At the height of the genocidal war in 2009 and in its immediate aftermath, the Tamil diaspora re-mandated the Tamil aspiration in a series of self-mobilised referendums in ten host countries.
The UN has admitted its systemic failure to evoke the Right to Protect doctrine but subsequently keeps failing to deliver international justice to the protracted genocide of Tamils. The Permanent Peoples’ Tribunal (PPT) on Sri Lanka, an international opinion tribunal independent from any State or UN authority, found Sri Lanka guilty of genocide in January 2014 at its Bremen Session. The PPT also found military and non-military aid or assistance by the UK and USA to the extent of being complicit in the Sri Lankan State’s crime of genocide. It also resolved to consider the Indian state’s guilt of being complicit in genocide against the Tamil people.

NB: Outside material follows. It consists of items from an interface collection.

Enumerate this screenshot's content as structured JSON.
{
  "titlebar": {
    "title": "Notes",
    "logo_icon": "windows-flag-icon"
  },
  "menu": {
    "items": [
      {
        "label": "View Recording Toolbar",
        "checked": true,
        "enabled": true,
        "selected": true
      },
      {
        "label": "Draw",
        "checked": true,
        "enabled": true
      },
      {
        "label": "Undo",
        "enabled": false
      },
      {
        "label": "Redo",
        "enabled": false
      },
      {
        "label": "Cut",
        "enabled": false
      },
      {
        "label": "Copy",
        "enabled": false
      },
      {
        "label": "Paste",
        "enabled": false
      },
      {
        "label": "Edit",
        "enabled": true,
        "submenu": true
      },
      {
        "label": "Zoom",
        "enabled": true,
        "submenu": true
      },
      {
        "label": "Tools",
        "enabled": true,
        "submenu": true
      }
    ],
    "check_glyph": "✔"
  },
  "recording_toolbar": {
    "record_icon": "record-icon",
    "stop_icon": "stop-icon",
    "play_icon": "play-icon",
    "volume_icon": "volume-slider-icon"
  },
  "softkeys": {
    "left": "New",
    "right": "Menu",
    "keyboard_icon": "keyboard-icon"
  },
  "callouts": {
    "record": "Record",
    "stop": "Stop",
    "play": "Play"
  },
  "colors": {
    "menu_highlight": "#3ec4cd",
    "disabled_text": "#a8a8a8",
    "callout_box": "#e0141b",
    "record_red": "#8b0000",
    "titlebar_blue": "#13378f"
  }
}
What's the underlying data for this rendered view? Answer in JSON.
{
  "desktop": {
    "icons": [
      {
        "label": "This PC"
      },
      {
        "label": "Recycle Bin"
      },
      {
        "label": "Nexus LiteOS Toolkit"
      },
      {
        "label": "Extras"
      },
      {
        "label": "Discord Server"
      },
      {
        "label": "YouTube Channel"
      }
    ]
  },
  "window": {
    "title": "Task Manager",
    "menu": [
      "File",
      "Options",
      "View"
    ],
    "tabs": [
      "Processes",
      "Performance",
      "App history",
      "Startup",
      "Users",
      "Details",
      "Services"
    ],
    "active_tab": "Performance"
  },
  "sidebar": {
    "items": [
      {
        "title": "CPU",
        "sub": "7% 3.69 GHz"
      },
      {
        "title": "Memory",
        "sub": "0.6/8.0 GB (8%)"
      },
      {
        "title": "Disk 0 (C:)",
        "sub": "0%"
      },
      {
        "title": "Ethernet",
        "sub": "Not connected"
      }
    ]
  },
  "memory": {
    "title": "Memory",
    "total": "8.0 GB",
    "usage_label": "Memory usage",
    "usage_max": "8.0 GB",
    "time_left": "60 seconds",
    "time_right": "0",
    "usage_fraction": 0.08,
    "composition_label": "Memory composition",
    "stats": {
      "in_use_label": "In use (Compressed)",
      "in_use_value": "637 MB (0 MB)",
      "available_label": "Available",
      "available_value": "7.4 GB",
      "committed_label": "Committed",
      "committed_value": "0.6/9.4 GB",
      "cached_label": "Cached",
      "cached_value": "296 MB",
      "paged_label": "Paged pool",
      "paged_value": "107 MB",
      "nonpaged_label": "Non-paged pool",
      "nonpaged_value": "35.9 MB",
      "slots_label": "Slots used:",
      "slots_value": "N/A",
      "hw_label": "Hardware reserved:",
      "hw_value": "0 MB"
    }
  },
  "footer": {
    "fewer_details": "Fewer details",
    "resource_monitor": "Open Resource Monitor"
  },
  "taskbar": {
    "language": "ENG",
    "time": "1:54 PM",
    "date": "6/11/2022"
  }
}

A series of US-initiated UNHRC resolutions, most of them in consensus with the Sri Lankan State, have failed to deliver accountability. The US-initiated resolutions have avoided accountability for genocide and focused only on war crimes and crimes against humanity of both sides to the war. The UNHRC discourse needs to be course-corrected by the other UN Member States to deliver international justice and ensure non-recurrence of genocidal acts in the island of Sri Lanka.
In her report submitted to the ongoing forty-sixth session of the UNHRC in Geneva in February 2021, the United Nations High Commissioner for Human Rights has called UN Member States to take steps towards the referral of the situation in Sri Lanka to the International Criminal Court (ICC) as a measure amongst the options in advancing criminal accountability and providing redress for victims.
All Tamil national parties with parliamentary representation in the island have called on the UN Member States to pursue the ICC option in a joint request made on 15 January 2021.
However, the Foreign, Commonwealth and Development Office of the UK has stated to Tamil organisations in the UK that the ICC step would not have the support of the required Security Council Member States and that it would not advance the cause of accountability for an ICC referral to fail to win Security Council support or to be vetoed. The ICC has jurisdiction to investigate the crimes that occurred after 01 July 2002 and ICC investigations on Sri Lanka could only be advanced through a referral made by a Security Council Resolution since Sri Lanka is not party to the Rome Statute.
Canada should consider all options available for independent international investigation on the crime of genocide and war crimes committed by the state via International Court of Justice and individual high command responsibilities via ICT, ICC and national courts.